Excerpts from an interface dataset
* * *
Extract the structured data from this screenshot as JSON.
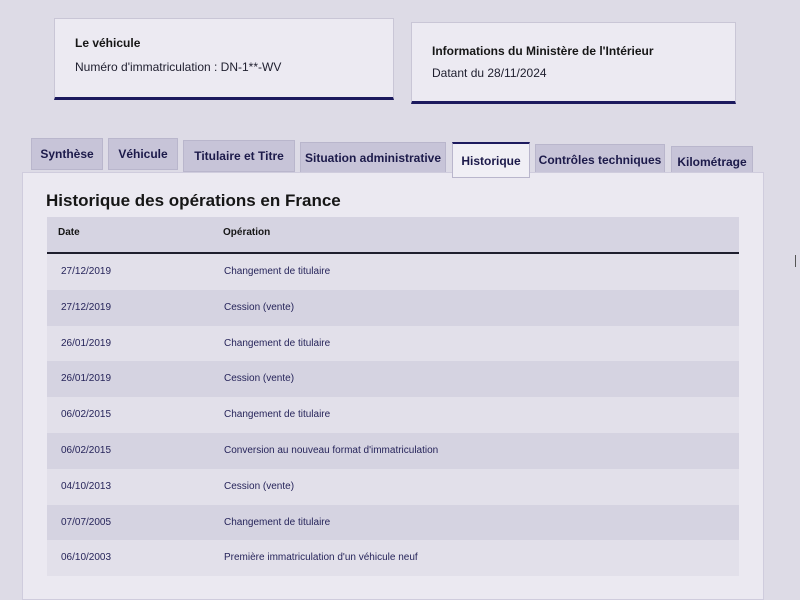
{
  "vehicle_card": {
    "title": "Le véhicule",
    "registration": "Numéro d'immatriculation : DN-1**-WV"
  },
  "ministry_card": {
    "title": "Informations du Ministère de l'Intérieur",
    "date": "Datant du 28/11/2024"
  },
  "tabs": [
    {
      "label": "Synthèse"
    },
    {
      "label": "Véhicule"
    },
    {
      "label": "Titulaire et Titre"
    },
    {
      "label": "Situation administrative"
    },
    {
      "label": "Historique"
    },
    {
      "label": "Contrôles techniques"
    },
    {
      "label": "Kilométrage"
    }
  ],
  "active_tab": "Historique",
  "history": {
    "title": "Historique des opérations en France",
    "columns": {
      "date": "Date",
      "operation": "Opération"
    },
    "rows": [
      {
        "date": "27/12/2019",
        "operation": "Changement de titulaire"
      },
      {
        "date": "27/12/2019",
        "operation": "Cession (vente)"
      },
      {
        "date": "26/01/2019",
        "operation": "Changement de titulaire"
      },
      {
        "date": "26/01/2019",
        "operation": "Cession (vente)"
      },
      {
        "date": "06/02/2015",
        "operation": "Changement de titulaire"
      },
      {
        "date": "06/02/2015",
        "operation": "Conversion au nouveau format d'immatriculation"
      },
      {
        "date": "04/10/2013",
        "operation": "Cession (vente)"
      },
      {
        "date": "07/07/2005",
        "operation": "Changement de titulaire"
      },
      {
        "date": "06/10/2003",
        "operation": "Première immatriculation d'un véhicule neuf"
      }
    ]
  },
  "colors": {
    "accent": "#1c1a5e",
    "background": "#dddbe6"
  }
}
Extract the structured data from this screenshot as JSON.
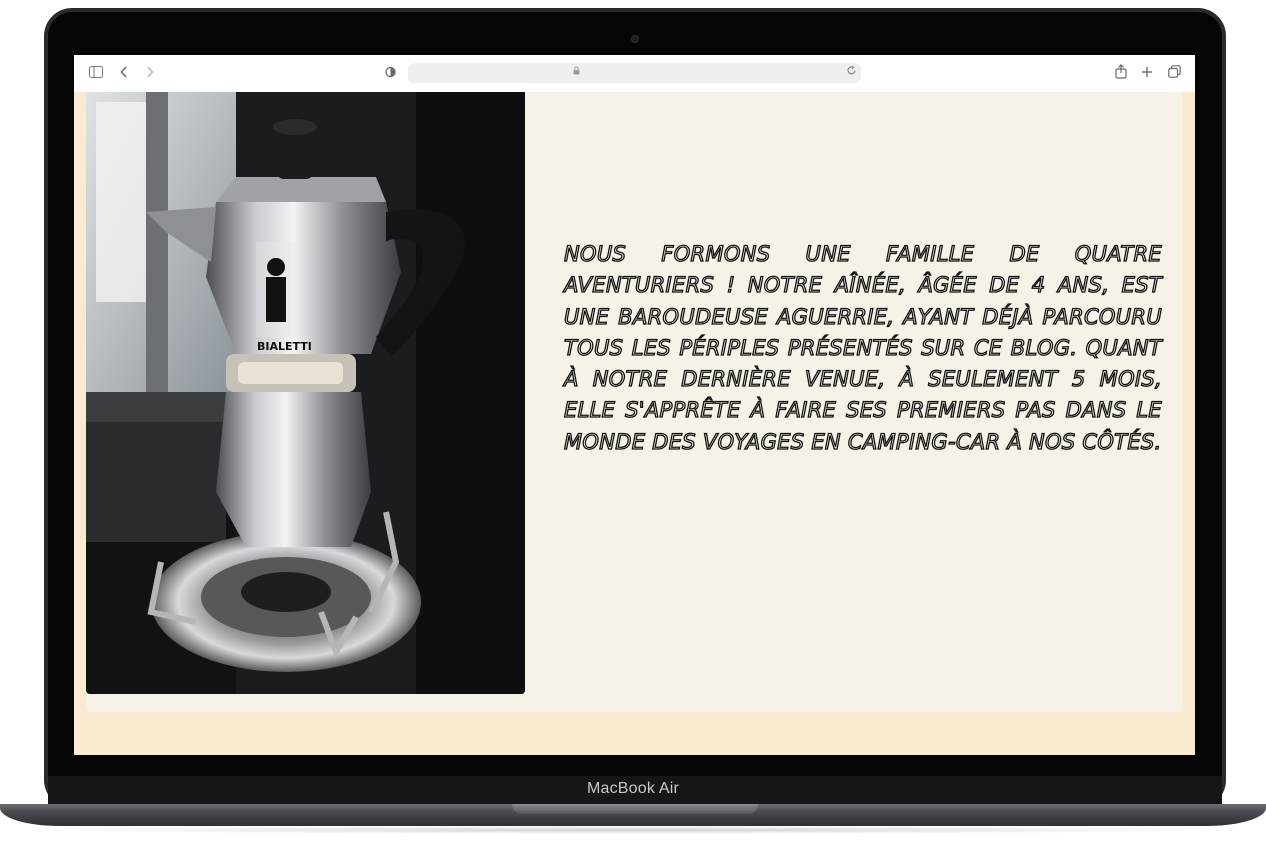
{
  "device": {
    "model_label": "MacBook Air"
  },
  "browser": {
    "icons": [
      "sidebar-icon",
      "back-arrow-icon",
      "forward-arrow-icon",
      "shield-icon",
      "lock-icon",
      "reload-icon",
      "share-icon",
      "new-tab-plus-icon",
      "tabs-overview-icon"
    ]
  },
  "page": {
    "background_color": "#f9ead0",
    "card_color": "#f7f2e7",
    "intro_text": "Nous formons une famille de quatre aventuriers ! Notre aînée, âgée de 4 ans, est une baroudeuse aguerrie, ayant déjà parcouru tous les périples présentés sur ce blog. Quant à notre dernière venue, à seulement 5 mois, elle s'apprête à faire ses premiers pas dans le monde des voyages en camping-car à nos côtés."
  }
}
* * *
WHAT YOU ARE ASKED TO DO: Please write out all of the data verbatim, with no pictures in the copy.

EXPECTED OUTPUT:
Extract the structured data from this screenshot as JSON.
{
  "vehicle_card": {
    "title": "Le véhicule",
    "registration": "Numéro d'immatriculation : DN-1**-WV"
  },
  "ministry_card": {
    "title": "Informations du Ministère de l'Intérieur",
    "date": "Datant du 28/11/2024"
  },
  "tabs": [
    {
      "label": "Synthèse"
    },
    {
      "label": "Véhicule"
    },
    {
      "label": "Titulaire et Titre"
    },
    {
      "label": "Situation administrative"
    },
    {
      "label": "Historique"
    },
    {
      "label": "Contrôles techniques"
    },
    {
      "label": "Kilométrage"
    }
  ],
  "active_tab": "Historique",
  "history": {
    "title": "Historique des opérations en France",
    "columns": {
      "date": "Date",
      "operation": "Opération"
    },
    "rows": [
      {
        "date": "27/12/2019",
        "operation": "Changement de titulaire"
      },
      {
        "date": "27/12/2019",
        "operation": "Cession (vente)"
      },
      {
        "date": "26/01/2019",
        "operation": "Changement de titulaire"
      },
      {
        "date": "26/01/2019",
        "operation": "Cession (vente)"
      },
      {
        "date": "06/02/2015",
        "operation": "Changement de titulaire"
      },
      {
        "date": "06/02/2015",
        "operation": "Conversion au nouveau format d'immatriculation"
      },
      {
        "date": "04/10/2013",
        "operation": "Cession (vente)"
      },
      {
        "date": "07/07/2005",
        "operation": "Changement de titulaire"
      },
      {
        "date": "06/10/2003",
        "operation": "Première immatriculation d'un véhicule neuf"
      }
    ]
  },
  "colors": {
    "accent": "#1c1a5e",
    "background": "#dddbe6"
  }
}
Extract the structured data from this screenshot as JSON.
{
  "device": {
    "model_label": "MacBook Air"
  },
  "browser": {
    "icons": [
      "sidebar-icon",
      "back-arrow-icon",
      "forward-arrow-icon",
      "shield-icon",
      "lock-icon",
      "reload-icon",
      "share-icon",
      "new-tab-plus-icon",
      "tabs-overview-icon"
    ]
  },
  "page": {
    "background_color": "#f9ead0",
    "card_color": "#f7f2e7",
    "intro_text": "Nous formons une famille de quatre aventuriers ! Notre aînée, âgée de 4 ans, est une baroudeuse aguerrie, ayant déjà parcouru tous les périples présentés sur ce blog. Quant à notre dernière venue, à seulement 5 mois, elle s'apprête à faire ses premiers pas dans le monde des voyages en camping-car à nos côtés."
  }
}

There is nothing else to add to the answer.